> [GIVEN ENTRIES]
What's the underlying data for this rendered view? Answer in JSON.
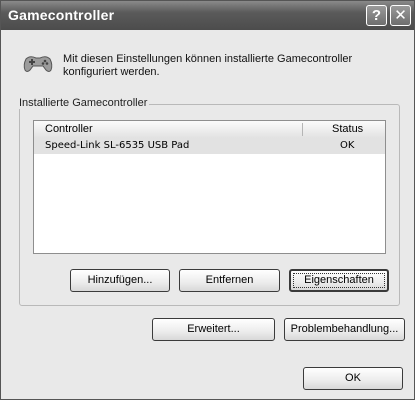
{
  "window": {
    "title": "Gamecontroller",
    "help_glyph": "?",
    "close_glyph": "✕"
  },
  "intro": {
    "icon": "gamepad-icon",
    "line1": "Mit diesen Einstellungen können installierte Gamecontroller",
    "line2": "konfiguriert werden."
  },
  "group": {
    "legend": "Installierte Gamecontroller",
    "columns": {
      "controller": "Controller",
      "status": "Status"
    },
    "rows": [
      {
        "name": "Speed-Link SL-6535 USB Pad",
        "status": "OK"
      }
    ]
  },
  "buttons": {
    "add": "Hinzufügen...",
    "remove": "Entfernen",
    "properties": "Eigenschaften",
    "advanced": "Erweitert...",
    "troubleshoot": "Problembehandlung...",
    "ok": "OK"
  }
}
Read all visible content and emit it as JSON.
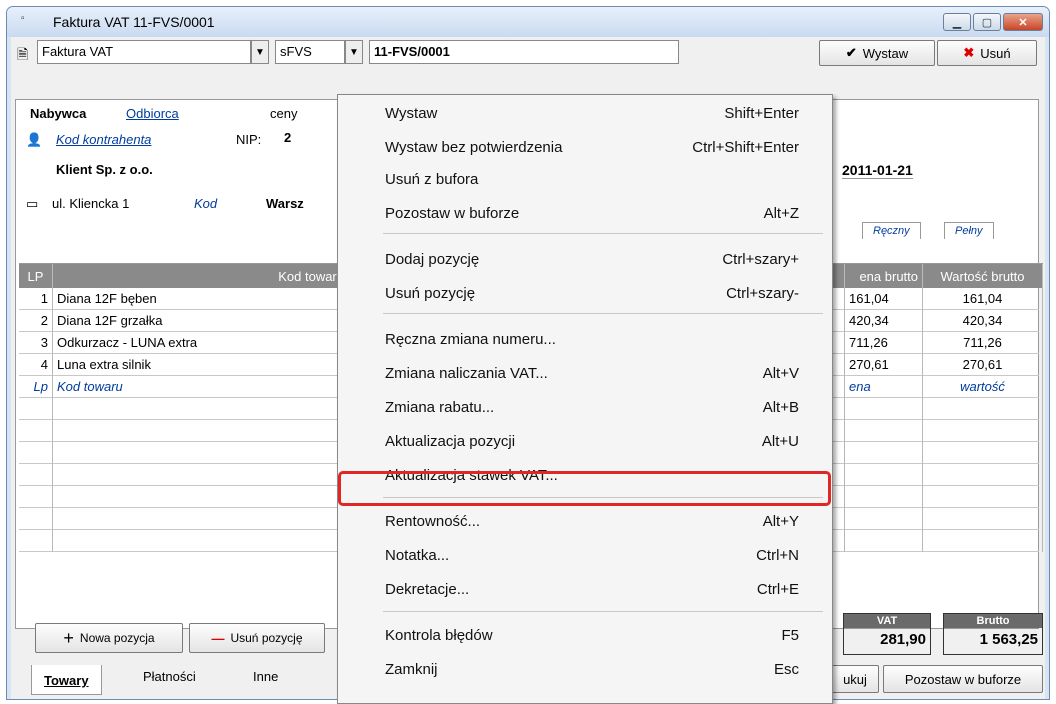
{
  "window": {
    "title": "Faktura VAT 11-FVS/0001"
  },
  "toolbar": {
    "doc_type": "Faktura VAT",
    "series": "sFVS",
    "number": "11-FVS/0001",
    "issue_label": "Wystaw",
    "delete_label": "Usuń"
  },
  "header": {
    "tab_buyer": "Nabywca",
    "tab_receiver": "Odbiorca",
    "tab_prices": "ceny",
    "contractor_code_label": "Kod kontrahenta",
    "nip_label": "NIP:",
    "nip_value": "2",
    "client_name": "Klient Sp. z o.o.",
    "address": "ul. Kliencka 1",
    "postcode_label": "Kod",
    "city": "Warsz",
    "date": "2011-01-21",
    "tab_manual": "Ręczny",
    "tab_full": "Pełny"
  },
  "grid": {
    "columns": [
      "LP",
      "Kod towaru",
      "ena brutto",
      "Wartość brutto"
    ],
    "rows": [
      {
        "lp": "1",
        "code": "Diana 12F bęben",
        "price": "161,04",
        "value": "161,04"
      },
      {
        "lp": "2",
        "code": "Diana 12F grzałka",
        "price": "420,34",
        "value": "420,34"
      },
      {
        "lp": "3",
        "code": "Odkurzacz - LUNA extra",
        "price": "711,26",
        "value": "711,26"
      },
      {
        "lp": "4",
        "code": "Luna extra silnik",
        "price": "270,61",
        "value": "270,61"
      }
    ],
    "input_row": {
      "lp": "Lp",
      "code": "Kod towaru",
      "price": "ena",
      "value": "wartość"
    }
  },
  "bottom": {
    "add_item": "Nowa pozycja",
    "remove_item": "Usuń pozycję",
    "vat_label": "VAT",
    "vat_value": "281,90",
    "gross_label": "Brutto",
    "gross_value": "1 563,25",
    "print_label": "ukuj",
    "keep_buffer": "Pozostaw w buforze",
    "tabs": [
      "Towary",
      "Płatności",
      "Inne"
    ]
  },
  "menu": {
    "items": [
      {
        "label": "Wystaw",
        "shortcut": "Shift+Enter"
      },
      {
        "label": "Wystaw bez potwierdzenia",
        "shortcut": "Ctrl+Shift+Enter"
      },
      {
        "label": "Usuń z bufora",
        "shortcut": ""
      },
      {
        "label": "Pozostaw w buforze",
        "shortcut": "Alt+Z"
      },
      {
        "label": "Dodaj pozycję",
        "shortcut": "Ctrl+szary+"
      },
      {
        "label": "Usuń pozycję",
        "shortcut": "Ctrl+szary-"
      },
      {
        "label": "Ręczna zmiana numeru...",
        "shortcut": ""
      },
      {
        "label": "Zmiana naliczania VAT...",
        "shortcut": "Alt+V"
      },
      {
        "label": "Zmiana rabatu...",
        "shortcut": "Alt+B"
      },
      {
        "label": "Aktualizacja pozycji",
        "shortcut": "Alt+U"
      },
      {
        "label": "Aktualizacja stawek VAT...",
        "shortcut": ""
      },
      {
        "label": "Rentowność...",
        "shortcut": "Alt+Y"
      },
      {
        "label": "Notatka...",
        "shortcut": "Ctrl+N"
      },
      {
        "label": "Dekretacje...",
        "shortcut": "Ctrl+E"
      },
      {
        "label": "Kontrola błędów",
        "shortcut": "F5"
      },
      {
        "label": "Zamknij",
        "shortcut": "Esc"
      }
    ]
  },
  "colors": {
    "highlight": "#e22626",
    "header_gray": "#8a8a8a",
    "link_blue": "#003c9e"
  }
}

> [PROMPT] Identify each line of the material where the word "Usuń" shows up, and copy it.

> [ANSWER TO THIS EXERCISE]
    "delete_label": "Usuń"
    "remove_item": "Usuń pozycję",
        "label": "Usuń z bufora",
        "label": "Usuń pozycję",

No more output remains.